You did it. You’ve sketched out a great cast of protagonists, a detailed plot, and a genuinely scary villain (the last part was a cinch after an entire month of articles on the subject here at KP). You begin writing furiously while your excitement’s fresh, but after 10,000 words you exhaust more than half your plot ideas. Your beta readers confirm what you’ve begun to suspect: your characters are accomplishing goals without experiencing tension.

The problem is likely that your protagonists’ motivations are too simplistic. To tell a compelling story, you must establish unique motivations for the protagonists that will drive the plot forward in an intriguing fashion. Below are three pitfalls you need to avoid.

1. Giving Different Characters the Same Motivation

When we observe real people working collaboratively, whether a fast food restaurant’s staff or two children assigned to a class presentation, each individual’s motive for participating will vary and affect how they approach the task.

The new TV drama, Timeless, is a fantastic example of characters who use their differing motivations to achieve the same objectives. The show follows a time machine’s three crew members who are tasked with minimizing the consequences of time travel. The historian Lucy Preston is primarily concerned with preserving history, while Sergeant Wyatt Logan is caught between his duty to protect his crew members and trying to alter the circumstances that led to his wife’s death. The pilot, Rufus, just wants to not die.

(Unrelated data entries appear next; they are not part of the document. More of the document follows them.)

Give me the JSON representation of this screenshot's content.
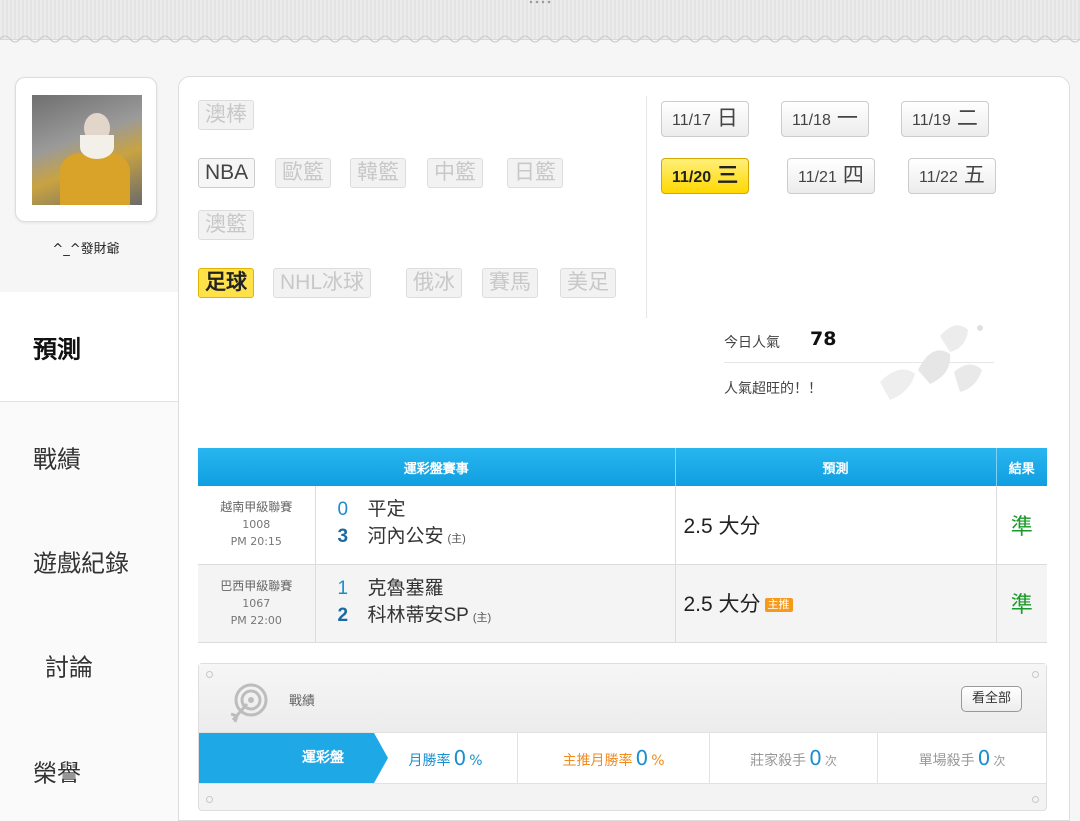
{
  "user": {
    "name": "^_^發財爺"
  },
  "sidebar": {
    "items": [
      {
        "label": "預測",
        "active": true
      },
      {
        "label": "戰績"
      },
      {
        "label": "遊戲紀錄"
      },
      {
        "label": "討論"
      },
      {
        "label": "榮譽"
      }
    ]
  },
  "sport_tags": [
    {
      "label": "澳棒",
      "state": "off"
    },
    {
      "label": "NBA",
      "state": "on"
    },
    {
      "label": "歐籃",
      "state": "off"
    },
    {
      "label": "韓籃",
      "state": "off"
    },
    {
      "label": "中籃",
      "state": "off"
    },
    {
      "label": "日籃",
      "state": "off"
    },
    {
      "label": "澳籃",
      "state": "off"
    },
    {
      "label": "足球",
      "state": "selected"
    },
    {
      "label": "NHL冰球",
      "state": "off"
    },
    {
      "label": "俄冰",
      "state": "off"
    },
    {
      "label": "賽馬",
      "state": "off"
    },
    {
      "label": "美足",
      "state": "off"
    }
  ],
  "dates": [
    {
      "md": "11/17",
      "wd": "日",
      "selected": false
    },
    {
      "md": "11/18",
      "wd": "一",
      "selected": false
    },
    {
      "md": "11/19",
      "wd": "二",
      "selected": false
    },
    {
      "md": "11/20",
      "wd": "三",
      "selected": true
    },
    {
      "md": "11/21",
      "wd": "四",
      "selected": false
    },
    {
      "md": "11/22",
      "wd": "五",
      "selected": false
    }
  ],
  "popularity": {
    "label": "今日人氣",
    "value": "78",
    "note": "人氣超旺的！！"
  },
  "table": {
    "headers": {
      "event": "運彩盤賽事",
      "prediction": "預測",
      "result": "結果"
    },
    "rows": [
      {
        "league": "越南甲級聯賽",
        "number": "1008",
        "time": "PM 20:15",
        "away_score": "0",
        "away_team": "平定",
        "home_score": "3",
        "home_team": "河內公安",
        "home_tag": "(主)",
        "pick": "2.5 大分",
        "main_pick": false,
        "result": "準"
      },
      {
        "league": "巴西甲級聯賽",
        "number": "1067",
        "time": "PM 22:00",
        "away_score": "1",
        "away_team": "克魯塞羅",
        "home_score": "2",
        "home_team": "科林蒂安SP",
        "home_tag": "(主)",
        "pick": "2.5 大分",
        "main_pick": true,
        "main_pick_label": "主推",
        "result": "準"
      }
    ]
  },
  "record": {
    "title": "戰績",
    "see_all": "看全部",
    "tab": "運彩盤",
    "stats": [
      {
        "label": "月勝率",
        "value": "0",
        "unit": "%"
      },
      {
        "label": "主推月勝率",
        "value": "0",
        "unit": "%"
      },
      {
        "label": "莊家殺手",
        "value": "0",
        "unit": "次"
      },
      {
        "label": "單場殺手",
        "value": "0",
        "unit": "次"
      }
    ]
  },
  "colors": {
    "accent_blue": "#1ea8e6",
    "selected_yellow": "#ffd800",
    "win_green": "#1a9a2a",
    "main_orange": "#f59a1b"
  }
}
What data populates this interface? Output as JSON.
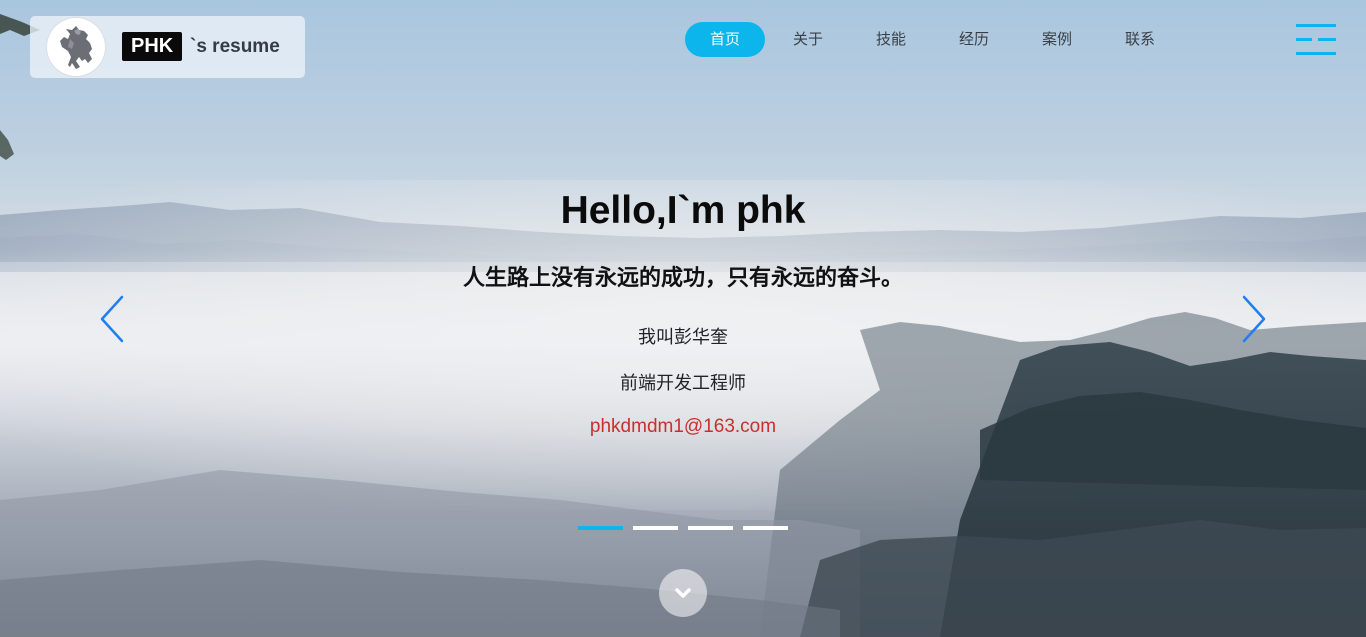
{
  "logo": {
    "badge": "PHK",
    "suffix": "`s resume",
    "avatar_icon": "prancing-horse-icon"
  },
  "nav": {
    "items": [
      {
        "label": "首页",
        "active": true
      },
      {
        "label": "关于",
        "active": false
      },
      {
        "label": "技能",
        "active": false
      },
      {
        "label": "经历",
        "active": false
      },
      {
        "label": "案例",
        "active": false
      },
      {
        "label": "联系",
        "active": false
      }
    ],
    "menu_icon": "hamburger-menu-icon"
  },
  "hero": {
    "title": "Hello,I`m phk",
    "motto": "人生路上没有永远的成功，只有永远的奋斗。",
    "name": "我叫彭华奎",
    "role": "前端开发工程师",
    "email": "phkdmdm1@163.com"
  },
  "carousel": {
    "prev_icon": "chevron-left-icon",
    "next_icon": "chevron-right-icon",
    "slide_count": 4,
    "active_index": 0,
    "scroll_icon": "chevron-down-icon"
  },
  "colors": {
    "accent": "#0cb5ec",
    "arrow": "#1f7ef0",
    "email": "#c9302c",
    "title": "#0b0b0b"
  }
}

These three characters, all from diverse backgrounds, are united by the same goal to conduct successful time-traveling missions. This does not mean that these missions go smoothly. As a Delta Force operator, Wyatt’s first impulse when confronted with deadly force is to shoot his opponent dead. This upsets Lucy, who is worried about the fallout and who will consequently not be born or go on to negotiate a peace treaty with Napoleon. But the strain between them as they react to various events and obstacles produces an excellent story.

Contemplate why you are driven in your work as opposed to your family members or coworkers. Because you need income, you enjoy your job, or because the self-loathing that results from doing nothing purposeful with your life will eat you alive? Take this multiplicity you see in yourself and apply it to your characters.

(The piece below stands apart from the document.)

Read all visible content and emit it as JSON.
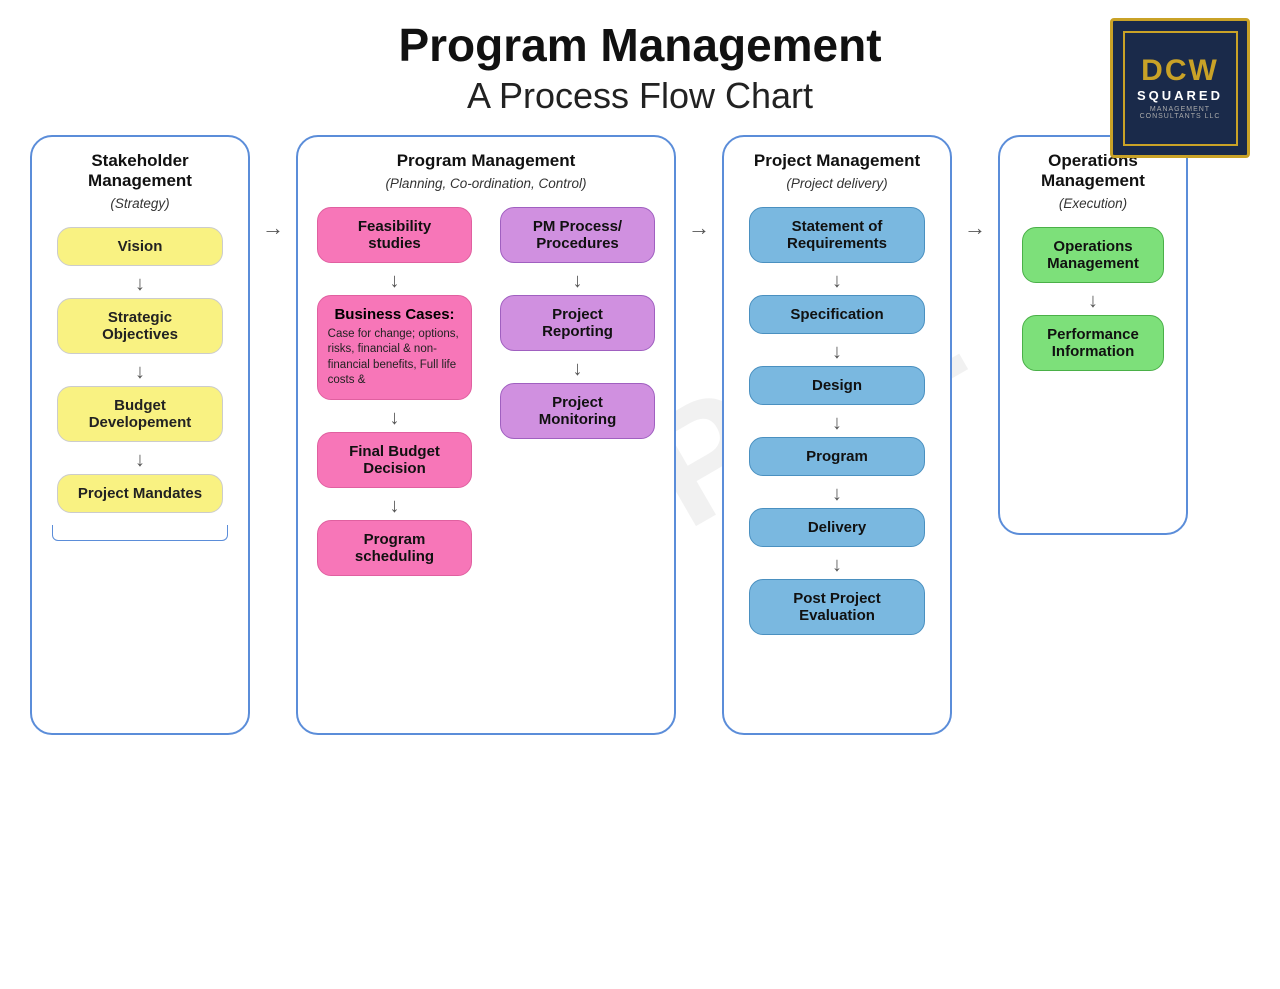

2. Giving Characters Unchanging Motivations

Once you’ve corrected the flaw of characters with homogenous motivations, you might think your work is done. Wrong. Most of us can’t maintain a consistent attitude toward a task for more than a few days (or even hours), yet we expect our characters to ceaselessly devote themselves to thwarting evil.

If your character has an overall positive change arc, then his motivation should expand beyond his own desires to seek the greater good. The Star Wars movies have used this trope effectively in team missions throughout the saga. Luke matures from a whiny kid in search of excitement to a serious revolutionary determined to rejuvenate the Jedi order, the lifelong smuggler Han Solo nearly sacrifices his life and ship after being captivated by a bossy princess, and Jyn Erso comes to believe in a cause higher than herself instead of merely surviving.

This is not to say that your characters should merely trade one motivation for another. Instead of only wanting his dead father’s approval as he did when he ascended the throne, your character might eventually strive to win the girl, make his kingdom a more just land, and earn the respect of even his servants. Diversifying your characters’ motivations is key.

3. Giving Characters Clichéd Motivations

A final blunder to avoid is choosing overly simplistic or clichéd incentives. Yes, your characters may act out of honor or “because it’s the right thing to do.” But beneath that they should have deeper reasons for their convictions or why they place so much value upon maintaining their honor.

In How to Train Your Dragon, Hiccup didn’t decide not to kill the dragon out of weakness, although the story insinuates that at first. Later he reveals that “I wouldn’t kill him … because he looked as frightened as I was. I looked at him, and I saw myself.” Combined with the timing of the revelation, this motivation helped viewers to finally understand Hiccup’s actions throughout the entire movie.

In summary, your character’s stimulus needs to be linked to the core of his being, but still open to being influenced by time and other characters. Once you harmonize these conflicting ideals, you’ll be well on your way to writing authentically motivated characters.